Hydrangea Plant Care
Caring for a hydrangea is relatively easy as long as you plant a variety that will do well in your garden. Paying attention to this shrub's ideal planting zones, sun and water requirements is really all that's required to keep your hydrangea happy.
Hydrangea Care Guide
Keep your hydrangeas healthy by following some general guidelines for optimal blooms.
Hydrangeas need full sun to partial shade. Full sun is defined as six or more hours of sunlight per day, with partial sun morning sunlight, followed by some dappled shade in the late afternoon or during the hottest part of the day. The only light conditions in which hydrangea won't do well is full, dense shade.
Hydrangeas thrive in a wide variety of soil pH conditions, which also affects the color of the blooms.
- Alkaline soil turns the flowers pink, so add a little lime to the soil if this is the color you want.
- More acidic soil turns the flowers shades of blue, so work some used coffee grounds into the soil around the shrub's base if this is the coloring you prefer.
- Aluminum sulfate can also help produce blue bloom, but use it according to the directions on the label. Using too much will burn the shrub's roots.
Hydrangeas do prefer a rich, loamy soil, so work in some good, well-rotted manure or compost into the soil before planting.
Since fertilizers may change soil pH slightly, they can also change the color of the blooms. Even a slight difference in pH may be all it takes to change a hydrangea's color even a little bit. A balanced, slow-release fertilizer, such as a 10-10-10 fertilizer, is fine for hydrangeas. Give them a little boost of fertilizer in the spring and perhaps once again in the summer, but do not fertilize after that.
Hydrangeas are slightly fussy about water.
- Give them a good drink at least once a week.
- Try not to let them dry out.
- During droughts or long periods between natural rainfall, give the roots a good soak with the hose.
- Consider installing a drip irrigation system to make it even easier to water well and often.
While hydrangeas need more water than most shrubs, they also do not like to sit in soggy soil. So, be sure to add compost prior to planting to give them the nutrient boost they need, as well as improve drainage naturally.
The best time to plant hydrangeas is in the spring after the threat of frost has passed. This gives the plants plenty of time to set down roots and get used to their new location without the day's heat stressing them too much. If you've missed the window of opportunity in the spring, plant them in the fall, which also provides ample time for the plants to settle in before going dormant in the wintertime.
If you have a hydrangea bush in the landscape but want to move it, do so before the leaves grow in the springtime. Hydrangeas set down lots of little roots and have a large root ball, so be sure to dig around the hydrangea plant and take as much soil from its original location as possible to avoid disturbing the roots. Replant the hydrangea and keep it watered well through the transition period.
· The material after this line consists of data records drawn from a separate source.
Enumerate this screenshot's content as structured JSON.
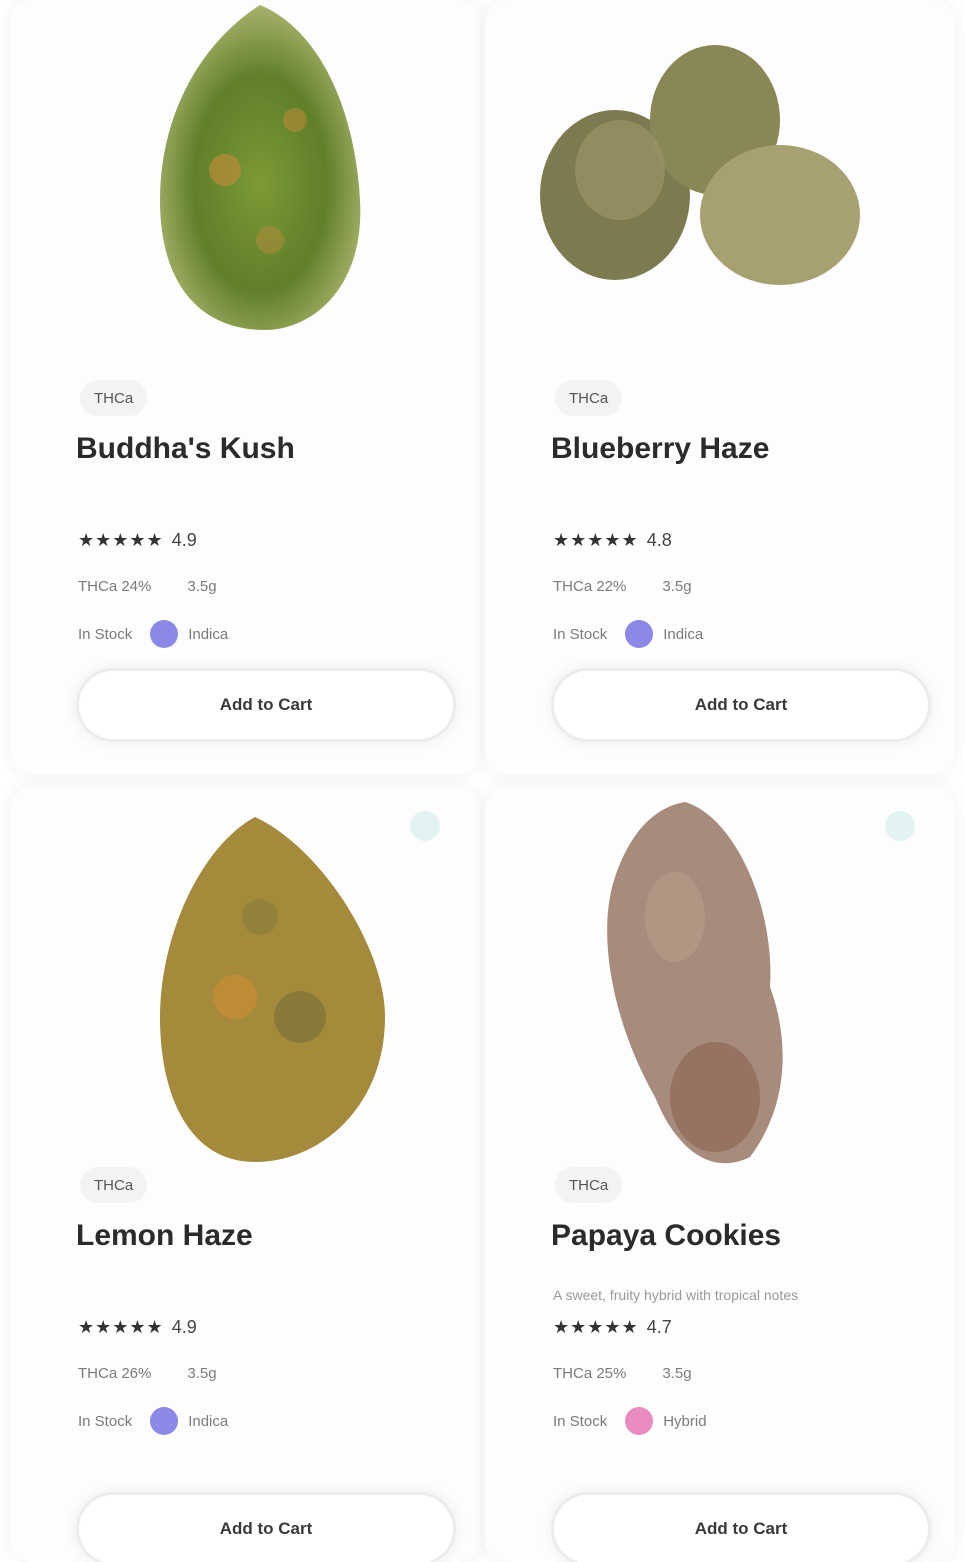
{
  "products": [
    {
      "category": "THCa",
      "name": "Buddha's Kush",
      "description": "",
      "stars": "★★★★★",
      "rating": "4.9",
      "attr1": "THCa 24%",
      "attr2": "3.5g",
      "attr3": "In Stock",
      "type": "Indica",
      "type_color": "#8b88e6",
      "button": "Add to Cart",
      "has_fav": false,
      "image": "bud-green-tall"
    },
    {
      "category": "THCa",
      "name": "Blueberry Haze",
      "description": "",
      "stars": "★★★★★",
      "rating": "4.8",
      "attr1": "THCa 22%",
      "attr2": "3.5g",
      "attr3": "In Stock",
      "type": "Indica",
      "type_color": "#8b88e6",
      "button": "Add to Cart",
      "has_fav": false,
      "image": "bud-cluster"
    },
    {
      "category": "THCa",
      "name": "Lemon Haze",
      "description": "",
      "stars": "★★★★★",
      "rating": "4.9",
      "attr1": "THCa 26%",
      "attr2": "3.5g",
      "attr3": "In Stock",
      "type": "Indica",
      "type_color": "#8b88e6",
      "button": "Add to Cart",
      "has_fav": true,
      "image": "bud-orange"
    },
    {
      "category": "THCa",
      "name": "Papaya Cookies",
      "description": "A sweet, fruity hybrid with tropical notes",
      "stars": "★★★★★",
      "rating": "4.7",
      "attr1": "THCa 25%",
      "attr2": "3.5g",
      "attr3": "In Stock",
      "type": "Hybrid",
      "type_color": "#e98bc0",
      "button": "Add to Cart",
      "has_fav": true,
      "image": "bud-purple"
    }
  ]
}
You can remove spent blooms or dead or sick branches at any time. Most hydrangeas produce flowers just fine without regular pruning, but they can be cut back if they get too big.
Depending on which type of hydrangea you choose, it may bloom on old wood or new growth.
- Mopheads, lacecaps and oakleaf hydrangeas bloom on old wood, so it's a good idea to prune these in the early summer (before August). They produce the stems that will make next year's blooms though the late summer and fall.
- The paniculatas bloom on new growth, so you can prune them nearly any time you want except in the month or so before they are set to bloom.
- If you don't know which kind of hydrangea you have, pruning in the early summer should be fine.
Hydrangeas like moist but not soggy conditions, so a layer of mulch added around the plants helps retain moisture. Not only does mulch conserve water, it will also give your landscape a nice appearance and suppress unsightly weeds.
Smaller, potted hydrangeas should be brought inside before the coldest weather sets in. If the container is too large to move easily or your hydrangea is planted in the ground, you can wrap it with some light foam insulation secured with string.
Enjoy Your Hydrangea
Hydrangeas provide showy blossoms for weeks in the spring before they fade, so enjoy them while you can. You can cut them for indoor bouquets or even dry them and keep them in year round arrangements. Even after the blooms are gone, the large dark green leaves still make hydrangeas an attractive landscape shrub during the rest of the growing season.